Matt Robinson 3 months ago 49

Lamborghini Has Defended Its Performante Nurburgring Lap Time With Data

Speaking to Roadshow in Geneva, Lamborghini's R&D head has sought to dispel claims of fakery

Remind me later

Mere hours after Lamborghini bagged the production car lap record at the Nurburgring via a stunning run in its new Huracan Performante, claims of foul play arose.

You can see why: manufacturers have been known to lay claim to records and amazing lap times through dubious means. Some have added up sector times to get an overall figure. Nissan infamously used a host of modifications to help the Nismo GT-R on to its 7min 8sec lap, belatedly overing them as a kit for existing owners. And Lamborghini? It found various bloggers and vloggers pointing out that the speedometer figures at many points of the lap were not just slower than the Porsche 918 Spyder, but also slower than the Aventador SV during its 6min 59sec run a couple of years ago.

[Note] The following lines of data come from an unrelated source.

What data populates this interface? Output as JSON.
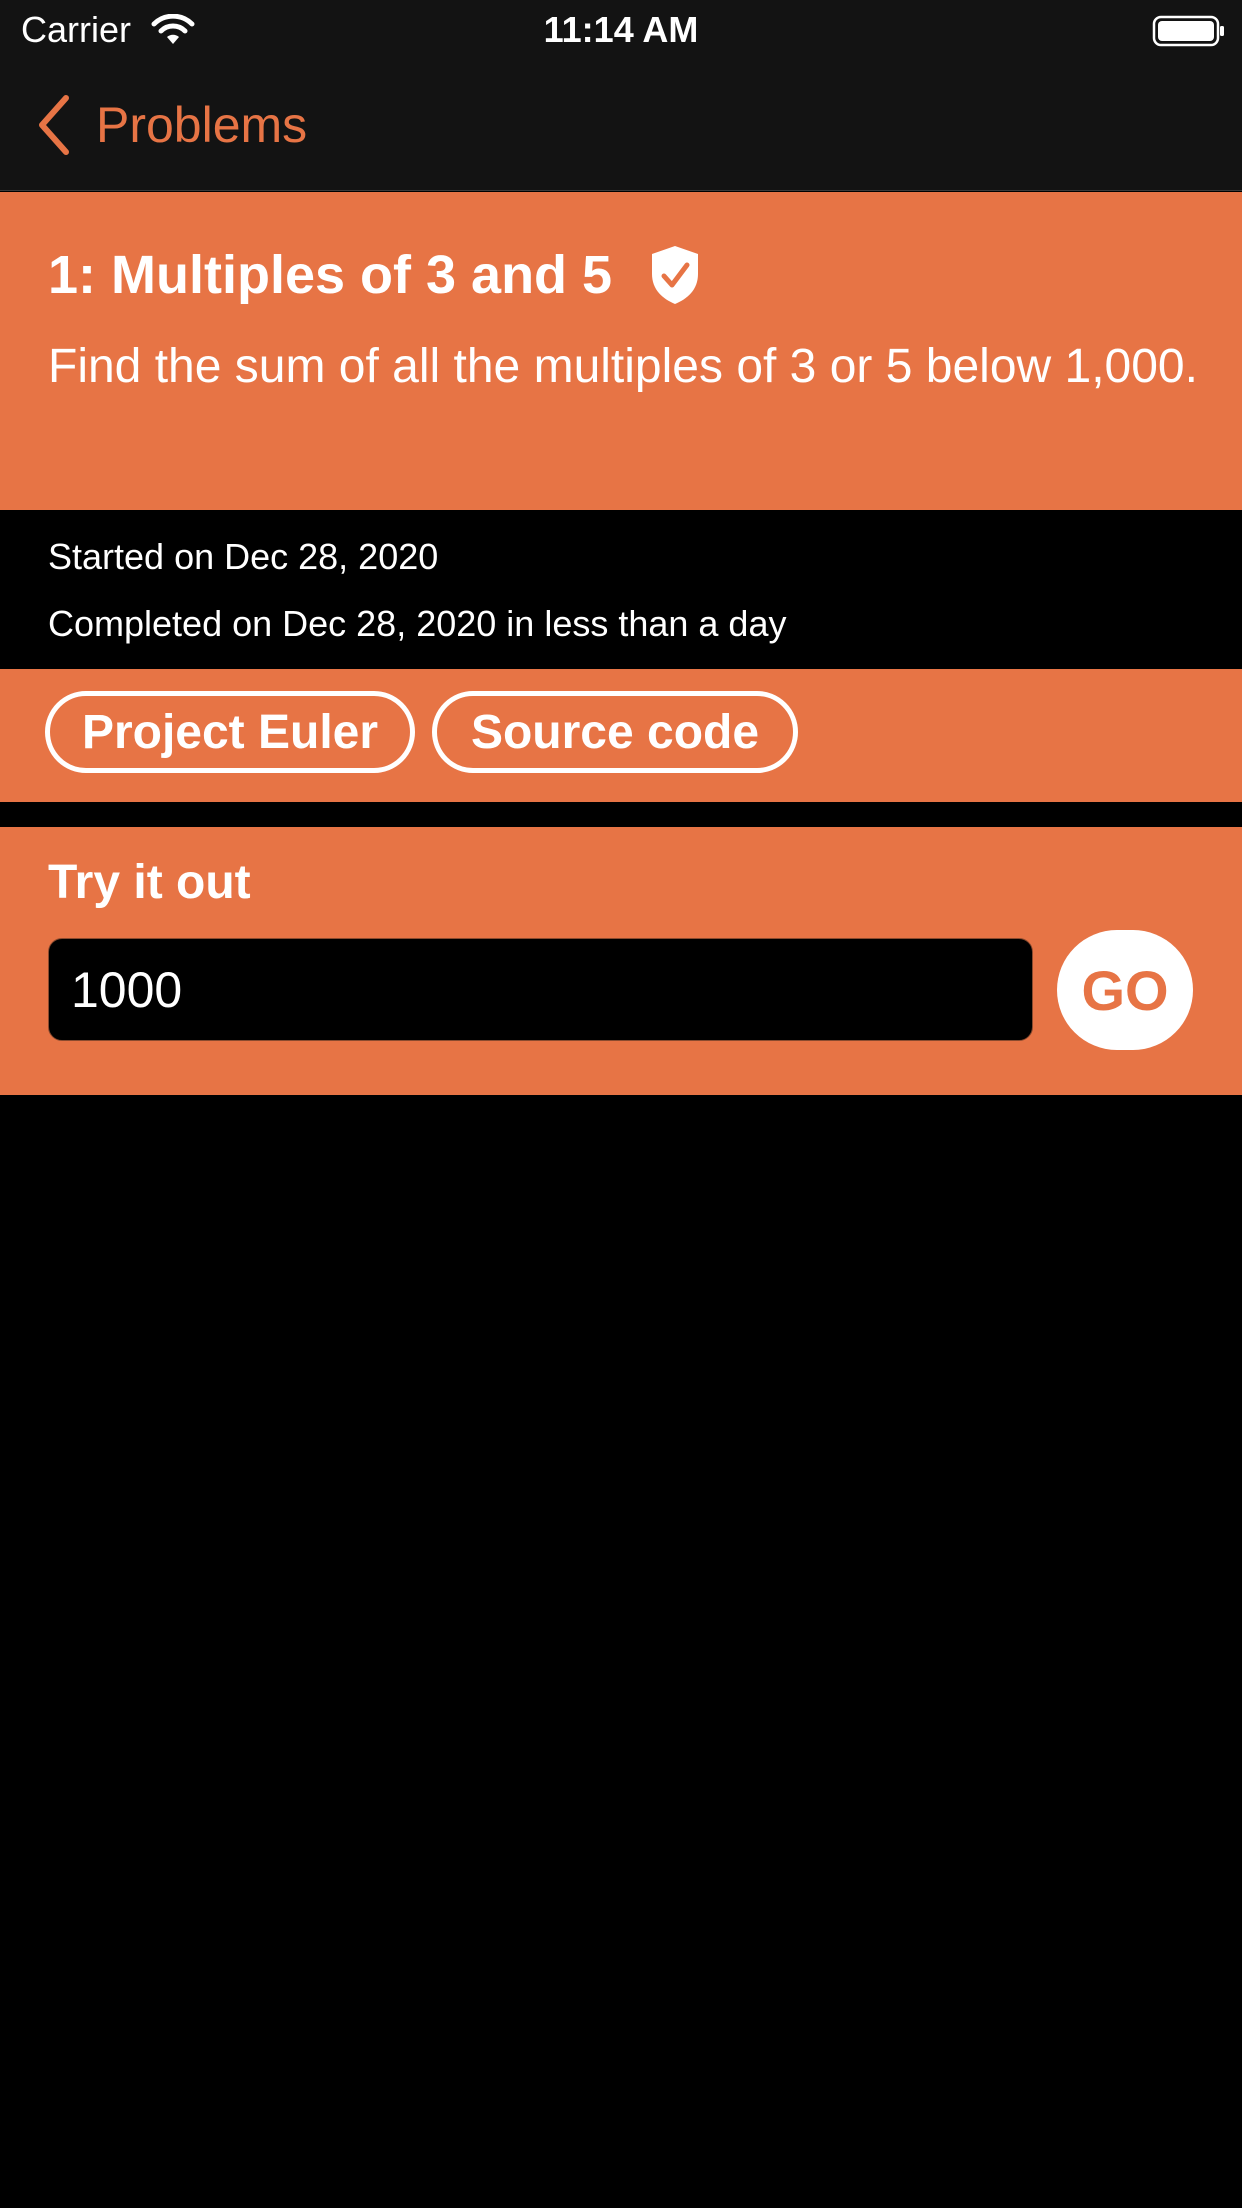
{
  "status_bar": {
    "carrier": "Carrier",
    "time": "11:14 AM"
  },
  "nav": {
    "back_label": "Problems"
  },
  "problem": {
    "title": "1: Multiples of 3 and 5",
    "description": "Find the sum of all the multiples of 3 or 5 below 1,000.",
    "started": "Started on Dec 28, 2020",
    "completed": "Completed on Dec 28, 2020 in less than a day"
  },
  "links": {
    "project_euler": "Project Euler",
    "source_code": "Source code"
  },
  "try_it": {
    "title": "Try it out",
    "input_value": "1000",
    "go_label": "GO"
  },
  "icons": {
    "wifi": "wifi-icon",
    "battery": "battery-icon",
    "back": "chevron-left-icon",
    "solved": "shield-check-icon"
  },
  "colors": {
    "accent": "#e77445",
    "background": "#000000",
    "bar": "#131313"
  }
}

Lamborghini has now responded. At the Geneva Motor Show this week Roadshow were shown the full Vbox GPS log of the lap, displaying its legitimacy and ruling out any theories of adding up sector times. Maurizio Reggiani - Lamborghini’s Director of Research and Development - said that the Huracan’s speedometer is fed from GPS information rather than wheel speed, giving inconsistent results. Furthermore, he explained that the Performante makes up for its lower top speed relative to the Aventador SV through better acceleration and an ability to carry more speed out of corners.

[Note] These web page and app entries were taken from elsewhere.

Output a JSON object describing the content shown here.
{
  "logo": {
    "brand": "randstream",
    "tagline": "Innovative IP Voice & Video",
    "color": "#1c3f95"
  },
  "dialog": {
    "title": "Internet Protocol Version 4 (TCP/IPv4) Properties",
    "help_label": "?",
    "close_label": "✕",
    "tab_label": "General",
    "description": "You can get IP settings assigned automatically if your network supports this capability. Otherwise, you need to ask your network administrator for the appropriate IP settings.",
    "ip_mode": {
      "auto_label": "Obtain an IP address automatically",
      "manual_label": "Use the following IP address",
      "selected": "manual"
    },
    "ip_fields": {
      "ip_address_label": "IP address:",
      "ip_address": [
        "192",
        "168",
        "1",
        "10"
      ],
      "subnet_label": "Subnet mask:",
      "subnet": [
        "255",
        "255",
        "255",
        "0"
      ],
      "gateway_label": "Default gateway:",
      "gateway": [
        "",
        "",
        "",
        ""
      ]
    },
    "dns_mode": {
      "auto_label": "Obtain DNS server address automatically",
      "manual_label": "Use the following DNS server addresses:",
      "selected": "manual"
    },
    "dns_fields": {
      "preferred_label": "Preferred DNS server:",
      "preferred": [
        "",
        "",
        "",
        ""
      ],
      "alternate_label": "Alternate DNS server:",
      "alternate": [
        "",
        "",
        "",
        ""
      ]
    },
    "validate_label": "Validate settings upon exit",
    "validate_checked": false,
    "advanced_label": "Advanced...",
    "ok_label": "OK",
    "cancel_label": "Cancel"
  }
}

Another claim was that the Performante was running slicks, arising from the lack of tyre squeal in the lap video. Reggiani re-iterated what Pirelli has already said - the Performante ran a set of Trofeo Rs bespoke to the hot Huracan, which will be available to buyers as an option.

Rumours of fakery will die down but no doubt rumble away in the background whatever Lamborghini says. More to the point, this whole saga demonstrates the issue with car manufacturers and Nurburgring lap times. Without an independent body to oversee the process and verify times, the concept is flawed. And anyway, despite all the attention we give ‘Ring times, do they really matter? Do they ever make you want a car more than you already do?